While asking members not to lose sight Nigeria’s role globally, President Buhari said the Successor Plans must, therefore, be designed to sustain national development, support regional and global strategic interests, as outlined in the African Union Agenda 2063, the ECOWAS Integration Agenda 2050 and the Sustainable Development Goals 2030.
Nigeria has recorded 296 new COVID-19 cases, according to the Nigeria Centre for Disease Control (NCDC).
In its latest update on Tuesday night, the new infections were reported in Lagos, the Federal Capital Territory (FCT) and 13 other states of the federation.
While Plateau topped the list with 183 cases, Lagos came second with 33 infections followed closely by FCT with 25 new cases.
Other states include – Ogun 16, Oyo – 7, Ekiti – 6, Kwara and Ondo – 5, Anambra, Imo and Nasarawa – 3, Rivers, Gombe and Edo – 2 and Akwa Ibom – 1.
With this, the number of confirmed COVID-19 cases has risen to 55,456 with 43,334 people successfully managed and discharged.
However, 1,067 people have died from the virus in the country.
Confirmed Cases by State
No. of Cases (Lab Confirmed)
No. of Cases (on admission)
No. of Deaths
The novel coronavirus has killed at least 893,524 people since the outbreak emerged in China last December, according to a tally from official sources compiled by AFP at 1100 GMT on Tuesday.
At least 27,387,170 cases have been registered. Of these, at least 18,115,200 are now considered recovered.
The tallies, using data collected by AFP from national authorities and information from the World Health Organization (WHO), probably reflect only a fraction of the actual number of infections.
Many countries are testing only symptomatic or the most serious cases.
On Monday, 3,816 new deaths and 236,135 new cases were recorded worldwide. Based on latest reports, the countries with the most new deaths are India with 1,133 new deaths, followed by Brazil with 310 and United States with 299.
The United States is the worst-hit country with 189,221 deaths from 6,301,451 cases. At least 2,333,551 people have been declared recovered.
After the US, the hardest-hit countries are Brazil with 126,960 deaths from 4,147,794 cases, India with 72,775 deaths from 4,280,422 cases, Mexico with 67,781 deaths from 637,509 cases, and the United Kingdom with 41,554 deaths from 350,100 cases.
The country with the highest number of deaths compared to its population is Peru with 91 fatalities per 100,000 inhabitants, followed by Belgium with 85, Spain 63, the United Kingdom 61, and Chile 61.
China — excluding Hong Kong and Macau — has to date declared 85,144 cases, including 4,634 deaths and 80,335 recoveries.

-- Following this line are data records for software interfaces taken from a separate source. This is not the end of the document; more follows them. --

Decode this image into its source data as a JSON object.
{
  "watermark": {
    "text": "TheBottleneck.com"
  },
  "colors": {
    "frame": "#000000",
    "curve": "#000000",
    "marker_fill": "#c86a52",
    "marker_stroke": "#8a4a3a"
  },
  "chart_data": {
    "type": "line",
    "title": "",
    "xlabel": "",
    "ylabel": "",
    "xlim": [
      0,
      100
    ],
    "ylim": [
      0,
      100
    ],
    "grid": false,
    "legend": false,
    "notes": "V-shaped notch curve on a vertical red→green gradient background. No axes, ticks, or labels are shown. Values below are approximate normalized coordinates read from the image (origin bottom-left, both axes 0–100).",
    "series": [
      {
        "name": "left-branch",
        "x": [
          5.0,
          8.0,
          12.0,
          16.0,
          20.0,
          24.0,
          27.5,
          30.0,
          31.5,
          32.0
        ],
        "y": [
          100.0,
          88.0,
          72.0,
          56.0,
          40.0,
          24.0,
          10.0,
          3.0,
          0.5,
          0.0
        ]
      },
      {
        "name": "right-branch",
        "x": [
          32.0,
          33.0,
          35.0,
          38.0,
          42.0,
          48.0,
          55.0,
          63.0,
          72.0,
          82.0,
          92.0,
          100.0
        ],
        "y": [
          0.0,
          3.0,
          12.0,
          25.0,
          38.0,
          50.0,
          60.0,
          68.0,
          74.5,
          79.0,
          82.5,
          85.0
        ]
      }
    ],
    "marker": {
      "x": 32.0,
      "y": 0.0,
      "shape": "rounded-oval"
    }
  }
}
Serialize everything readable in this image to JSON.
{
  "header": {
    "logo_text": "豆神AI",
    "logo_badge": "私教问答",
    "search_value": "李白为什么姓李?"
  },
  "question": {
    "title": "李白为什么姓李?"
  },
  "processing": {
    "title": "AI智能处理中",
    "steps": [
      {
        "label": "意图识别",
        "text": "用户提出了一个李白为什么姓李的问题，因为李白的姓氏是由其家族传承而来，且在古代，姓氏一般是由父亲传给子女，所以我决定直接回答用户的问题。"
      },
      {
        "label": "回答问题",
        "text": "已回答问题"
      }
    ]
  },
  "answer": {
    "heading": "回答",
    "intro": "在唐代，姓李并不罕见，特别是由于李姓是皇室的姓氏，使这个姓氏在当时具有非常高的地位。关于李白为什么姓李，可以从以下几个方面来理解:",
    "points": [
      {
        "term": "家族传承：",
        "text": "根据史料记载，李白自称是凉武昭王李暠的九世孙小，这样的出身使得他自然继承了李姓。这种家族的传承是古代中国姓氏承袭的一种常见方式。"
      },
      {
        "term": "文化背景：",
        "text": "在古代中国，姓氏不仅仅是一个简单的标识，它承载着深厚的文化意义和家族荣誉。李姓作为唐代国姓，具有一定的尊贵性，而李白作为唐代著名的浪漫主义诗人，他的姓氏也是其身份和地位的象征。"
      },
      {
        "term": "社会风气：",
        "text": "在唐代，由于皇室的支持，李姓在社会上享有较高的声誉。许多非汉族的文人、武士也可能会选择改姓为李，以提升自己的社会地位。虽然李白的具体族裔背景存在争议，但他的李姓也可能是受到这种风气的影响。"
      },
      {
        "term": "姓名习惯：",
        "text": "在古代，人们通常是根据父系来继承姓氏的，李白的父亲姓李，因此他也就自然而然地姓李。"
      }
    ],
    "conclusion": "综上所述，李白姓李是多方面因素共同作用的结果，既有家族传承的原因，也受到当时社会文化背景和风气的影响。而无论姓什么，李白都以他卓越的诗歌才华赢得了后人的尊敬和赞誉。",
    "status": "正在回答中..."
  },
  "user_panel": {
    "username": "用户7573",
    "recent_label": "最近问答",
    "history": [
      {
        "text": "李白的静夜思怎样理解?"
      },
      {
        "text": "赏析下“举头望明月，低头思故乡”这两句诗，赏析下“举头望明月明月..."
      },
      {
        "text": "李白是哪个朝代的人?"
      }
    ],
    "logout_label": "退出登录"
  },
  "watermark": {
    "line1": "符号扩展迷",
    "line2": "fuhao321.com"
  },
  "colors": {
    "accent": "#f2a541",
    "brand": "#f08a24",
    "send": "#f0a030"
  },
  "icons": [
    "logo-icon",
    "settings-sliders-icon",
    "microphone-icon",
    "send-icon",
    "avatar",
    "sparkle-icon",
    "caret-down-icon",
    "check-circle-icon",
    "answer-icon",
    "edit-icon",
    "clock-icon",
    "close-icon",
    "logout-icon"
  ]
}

Latin America and the Caribbean overall has 298,051 deaths from 7,857,073 cases, Europe 218,879 deaths from 4,253,629 infections, and the United States and Canada 198,405 deaths from 6,433,578 cases.
Asia has reported 107,382 deaths from 5,909,201 cases, the Middle East 38,499 deaths from 1,595,154 cases, Africa 31,489 deaths from 1,308,469 cases, and Oceania 819 deaths from 30,068 cases.
As a result of corrections by national authorities or late publication of data, the figures updated over the past 24 hours may not correspond exactly to the previous day’s tallies.